January 2010, all universities resumed work. I and all my classmates with a similar situation with mine devoted ourselves to ending our freshman year with excellent results, so we could cross back to Medicine. There were more than a couple of shocks and surprises waiting for me. For example, I had thought that high school Physics and Chemistry were the last in my life. Instead, I was met with 5 physics and 4 chemistry courses. That, for a freshman!!!
TO BE CONTINUED…
Days later, the results were out. I rushed out to check my score online. 225. 225 out of 400! I was sad. I fought back tears. Then, I cried. How was I ever going to study Medicine with such a score?! Though I had been convalescing when I was writing the exams, I couldn’t forgive myself for falling ill at that time.

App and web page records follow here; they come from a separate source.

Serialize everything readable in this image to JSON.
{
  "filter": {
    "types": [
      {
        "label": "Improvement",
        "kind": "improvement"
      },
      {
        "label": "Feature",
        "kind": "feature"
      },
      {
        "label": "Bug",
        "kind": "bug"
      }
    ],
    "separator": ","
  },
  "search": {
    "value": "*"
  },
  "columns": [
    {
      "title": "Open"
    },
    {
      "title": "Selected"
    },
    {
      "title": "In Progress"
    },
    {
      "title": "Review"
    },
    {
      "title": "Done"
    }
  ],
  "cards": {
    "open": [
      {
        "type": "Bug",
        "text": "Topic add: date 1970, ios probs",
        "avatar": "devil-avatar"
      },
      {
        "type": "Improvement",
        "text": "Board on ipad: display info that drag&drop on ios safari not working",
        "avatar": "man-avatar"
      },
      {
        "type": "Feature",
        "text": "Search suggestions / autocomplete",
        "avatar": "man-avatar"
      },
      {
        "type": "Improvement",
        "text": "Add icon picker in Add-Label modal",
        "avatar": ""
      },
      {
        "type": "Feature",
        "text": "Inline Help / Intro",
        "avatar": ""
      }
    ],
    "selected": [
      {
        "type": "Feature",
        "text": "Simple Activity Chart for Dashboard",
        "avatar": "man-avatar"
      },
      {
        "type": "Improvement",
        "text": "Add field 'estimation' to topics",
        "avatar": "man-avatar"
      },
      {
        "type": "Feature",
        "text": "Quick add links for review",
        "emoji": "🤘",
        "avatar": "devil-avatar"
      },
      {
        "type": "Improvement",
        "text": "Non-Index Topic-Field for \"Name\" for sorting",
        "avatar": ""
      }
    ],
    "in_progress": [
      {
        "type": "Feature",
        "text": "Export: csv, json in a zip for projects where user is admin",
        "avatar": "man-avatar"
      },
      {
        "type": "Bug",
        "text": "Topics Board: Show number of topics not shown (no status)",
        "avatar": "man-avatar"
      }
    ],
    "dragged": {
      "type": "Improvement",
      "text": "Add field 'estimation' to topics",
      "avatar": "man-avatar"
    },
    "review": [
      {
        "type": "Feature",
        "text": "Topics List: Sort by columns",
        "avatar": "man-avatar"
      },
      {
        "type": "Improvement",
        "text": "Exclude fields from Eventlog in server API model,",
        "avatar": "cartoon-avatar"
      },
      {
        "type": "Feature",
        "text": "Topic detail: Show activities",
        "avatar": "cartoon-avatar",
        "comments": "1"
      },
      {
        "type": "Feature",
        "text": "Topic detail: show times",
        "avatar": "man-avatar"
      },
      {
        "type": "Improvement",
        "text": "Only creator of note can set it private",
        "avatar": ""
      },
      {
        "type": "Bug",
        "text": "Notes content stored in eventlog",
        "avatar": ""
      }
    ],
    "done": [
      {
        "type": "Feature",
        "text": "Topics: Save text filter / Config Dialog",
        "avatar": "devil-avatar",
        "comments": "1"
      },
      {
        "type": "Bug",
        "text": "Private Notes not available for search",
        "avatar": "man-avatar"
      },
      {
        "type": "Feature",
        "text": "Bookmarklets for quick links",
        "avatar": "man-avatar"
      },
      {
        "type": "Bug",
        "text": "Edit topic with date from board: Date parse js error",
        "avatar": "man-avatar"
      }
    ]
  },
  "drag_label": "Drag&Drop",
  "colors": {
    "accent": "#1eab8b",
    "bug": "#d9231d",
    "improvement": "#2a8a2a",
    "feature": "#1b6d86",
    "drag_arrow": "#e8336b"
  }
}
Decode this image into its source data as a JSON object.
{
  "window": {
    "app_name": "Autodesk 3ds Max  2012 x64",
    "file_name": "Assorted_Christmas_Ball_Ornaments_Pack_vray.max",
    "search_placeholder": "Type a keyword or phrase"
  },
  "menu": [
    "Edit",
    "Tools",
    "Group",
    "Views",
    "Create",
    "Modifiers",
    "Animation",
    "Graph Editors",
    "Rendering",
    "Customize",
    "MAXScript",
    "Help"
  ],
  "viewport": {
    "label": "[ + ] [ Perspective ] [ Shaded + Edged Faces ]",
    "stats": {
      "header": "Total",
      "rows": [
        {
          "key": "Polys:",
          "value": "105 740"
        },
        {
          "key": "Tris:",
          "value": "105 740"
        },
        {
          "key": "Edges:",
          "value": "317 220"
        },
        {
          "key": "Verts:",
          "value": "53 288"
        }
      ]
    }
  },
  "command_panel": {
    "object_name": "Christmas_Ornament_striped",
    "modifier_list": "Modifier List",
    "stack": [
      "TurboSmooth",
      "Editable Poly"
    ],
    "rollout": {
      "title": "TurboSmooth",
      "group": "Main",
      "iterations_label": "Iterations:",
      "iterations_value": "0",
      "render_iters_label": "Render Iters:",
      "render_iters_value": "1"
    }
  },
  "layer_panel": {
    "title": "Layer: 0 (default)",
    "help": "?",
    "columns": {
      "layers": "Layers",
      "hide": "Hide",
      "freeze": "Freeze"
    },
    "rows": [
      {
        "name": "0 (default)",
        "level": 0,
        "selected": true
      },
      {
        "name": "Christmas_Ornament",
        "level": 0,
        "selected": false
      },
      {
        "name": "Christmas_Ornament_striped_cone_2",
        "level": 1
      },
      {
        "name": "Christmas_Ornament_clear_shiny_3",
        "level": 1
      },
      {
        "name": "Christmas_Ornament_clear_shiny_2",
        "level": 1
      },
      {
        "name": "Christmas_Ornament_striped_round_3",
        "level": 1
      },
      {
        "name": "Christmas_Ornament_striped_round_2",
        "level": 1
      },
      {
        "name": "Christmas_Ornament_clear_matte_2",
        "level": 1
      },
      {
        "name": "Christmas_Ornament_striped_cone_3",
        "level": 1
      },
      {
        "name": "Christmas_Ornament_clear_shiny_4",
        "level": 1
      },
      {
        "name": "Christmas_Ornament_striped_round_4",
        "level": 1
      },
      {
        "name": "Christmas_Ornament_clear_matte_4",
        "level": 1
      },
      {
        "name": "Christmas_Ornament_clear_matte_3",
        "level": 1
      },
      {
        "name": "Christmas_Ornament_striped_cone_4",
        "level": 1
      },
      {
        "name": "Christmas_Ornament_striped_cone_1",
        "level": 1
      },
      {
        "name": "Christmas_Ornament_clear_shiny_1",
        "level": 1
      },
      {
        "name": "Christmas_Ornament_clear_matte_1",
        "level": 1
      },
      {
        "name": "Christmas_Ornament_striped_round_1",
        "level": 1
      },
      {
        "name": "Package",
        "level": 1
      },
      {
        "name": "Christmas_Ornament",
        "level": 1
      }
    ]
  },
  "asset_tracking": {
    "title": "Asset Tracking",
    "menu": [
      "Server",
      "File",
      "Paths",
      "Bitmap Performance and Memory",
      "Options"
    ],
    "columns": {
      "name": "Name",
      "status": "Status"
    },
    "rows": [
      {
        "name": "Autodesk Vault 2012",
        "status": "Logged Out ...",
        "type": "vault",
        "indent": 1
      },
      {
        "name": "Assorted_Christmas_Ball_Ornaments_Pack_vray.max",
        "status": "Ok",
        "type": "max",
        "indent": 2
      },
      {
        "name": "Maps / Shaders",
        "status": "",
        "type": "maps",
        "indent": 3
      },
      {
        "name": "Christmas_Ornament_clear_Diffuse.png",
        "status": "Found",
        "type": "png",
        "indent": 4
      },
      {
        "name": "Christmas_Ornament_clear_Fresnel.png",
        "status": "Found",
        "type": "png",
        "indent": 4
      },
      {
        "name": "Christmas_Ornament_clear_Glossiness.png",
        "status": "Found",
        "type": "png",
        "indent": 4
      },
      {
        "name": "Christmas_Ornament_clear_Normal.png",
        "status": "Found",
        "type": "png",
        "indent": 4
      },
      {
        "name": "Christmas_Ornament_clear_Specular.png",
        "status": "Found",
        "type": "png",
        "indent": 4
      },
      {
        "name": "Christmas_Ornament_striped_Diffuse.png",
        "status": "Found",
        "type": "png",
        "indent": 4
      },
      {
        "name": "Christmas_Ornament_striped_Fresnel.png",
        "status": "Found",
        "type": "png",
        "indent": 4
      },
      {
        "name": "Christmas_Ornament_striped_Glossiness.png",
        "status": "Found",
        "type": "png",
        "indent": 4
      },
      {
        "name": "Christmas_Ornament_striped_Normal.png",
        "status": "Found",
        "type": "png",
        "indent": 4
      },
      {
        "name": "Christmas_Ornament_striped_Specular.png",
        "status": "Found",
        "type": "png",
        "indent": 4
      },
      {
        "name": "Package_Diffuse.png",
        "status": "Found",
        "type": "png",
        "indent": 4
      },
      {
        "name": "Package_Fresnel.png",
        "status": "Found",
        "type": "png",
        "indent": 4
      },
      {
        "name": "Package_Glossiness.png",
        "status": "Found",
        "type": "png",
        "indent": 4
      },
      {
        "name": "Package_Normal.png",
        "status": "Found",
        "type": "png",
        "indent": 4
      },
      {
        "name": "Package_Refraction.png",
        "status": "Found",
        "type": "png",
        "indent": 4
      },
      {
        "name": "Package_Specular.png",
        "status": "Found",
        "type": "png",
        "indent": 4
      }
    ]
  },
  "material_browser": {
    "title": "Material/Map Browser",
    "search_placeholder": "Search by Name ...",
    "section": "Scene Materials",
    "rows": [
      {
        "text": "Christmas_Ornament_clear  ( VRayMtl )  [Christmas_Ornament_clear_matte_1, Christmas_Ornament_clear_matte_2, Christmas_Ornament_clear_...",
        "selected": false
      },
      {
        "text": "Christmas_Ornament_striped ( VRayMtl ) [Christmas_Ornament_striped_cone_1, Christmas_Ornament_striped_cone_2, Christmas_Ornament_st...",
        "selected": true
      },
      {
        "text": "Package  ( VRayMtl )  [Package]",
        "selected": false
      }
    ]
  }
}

So, what was the next step for me? Staying at home till the next year’s UME was not an option!
I soon found out that I could change my desired course to one that was not as demanding as Medicine, in terms of admission requirements. Then after obtaining admission, I could always change back to Medicine. The idea sounded good. The only clause was that I could only make use of this card once. Fair enough! So, I changed my preferred course of study to Physiology.
If only I knew the events that would unfold as the days went by…
TO BE CONTINUED…
The story starts with me.
At least to some extent I got to know myself before meeting other people. In high school, I was somewhat an all-rounder. Academically. Though I was never the sporty type, I was quite playful. Looking back, I have discovered that I excelled in all my subjects, despite not always reading. I was neither a geek nor a whizkid. All I can say is that there was, and still is, a grace working in me.
So, because I performed well in my subjects, I was persuaded to pursue a degree in Medicine. At that time, I had no idea of what I wanted to do with my life. All I knew was that I wanted to be where the brilliant students always went to. And in this society, that was Medicine.
My stay at in high school was drawing to a close and soon it was time to sit for the University Matriculation Examinations (UME) for the year 2009. I got the forms and filled in for Medicine and Pharmacy for the University of Ibadan and the Obafemi Awolowo University, respectively. I got the necessary materials for practice and started my preparations in earnest.
About 3 weeks to the exams, I came down with typhoid fever. The sickness was so severe that I gained admission into an entirely different institution. A hospital. The day for the UME exams drew nearer and near. And I was unable to prepare. In fact, I was discharged from the hospital about 4 days to the D-day.
On the fateful day for the exams, I was less than a shadow of myself. So, I went in for the exams, did my best and came out…
TO BE CONTINUED…
In a bid to outstandingly stand out from a selected group of people, it is imperative for one to possess something that the others do not have. In my post, ‘The Real McCoy’, I talked about the fact that each individual is the only one of his kind. Others may be similar but they are just not quite the same. Unsurprisingly, a way to stand out is to realize that one is unique and consequently choose to be noncommittal to the norms and unspoken rules of the community or society. I searched my mind for the best example I could use to buttress my point. I couldn’t come up with anything better than the set of students to be admitted into the University of Ibadan for the 2009/10 Academic Session. Especially those of us who were chosen to study Physiology.
The story starts with me…
TO BE CONTINUED.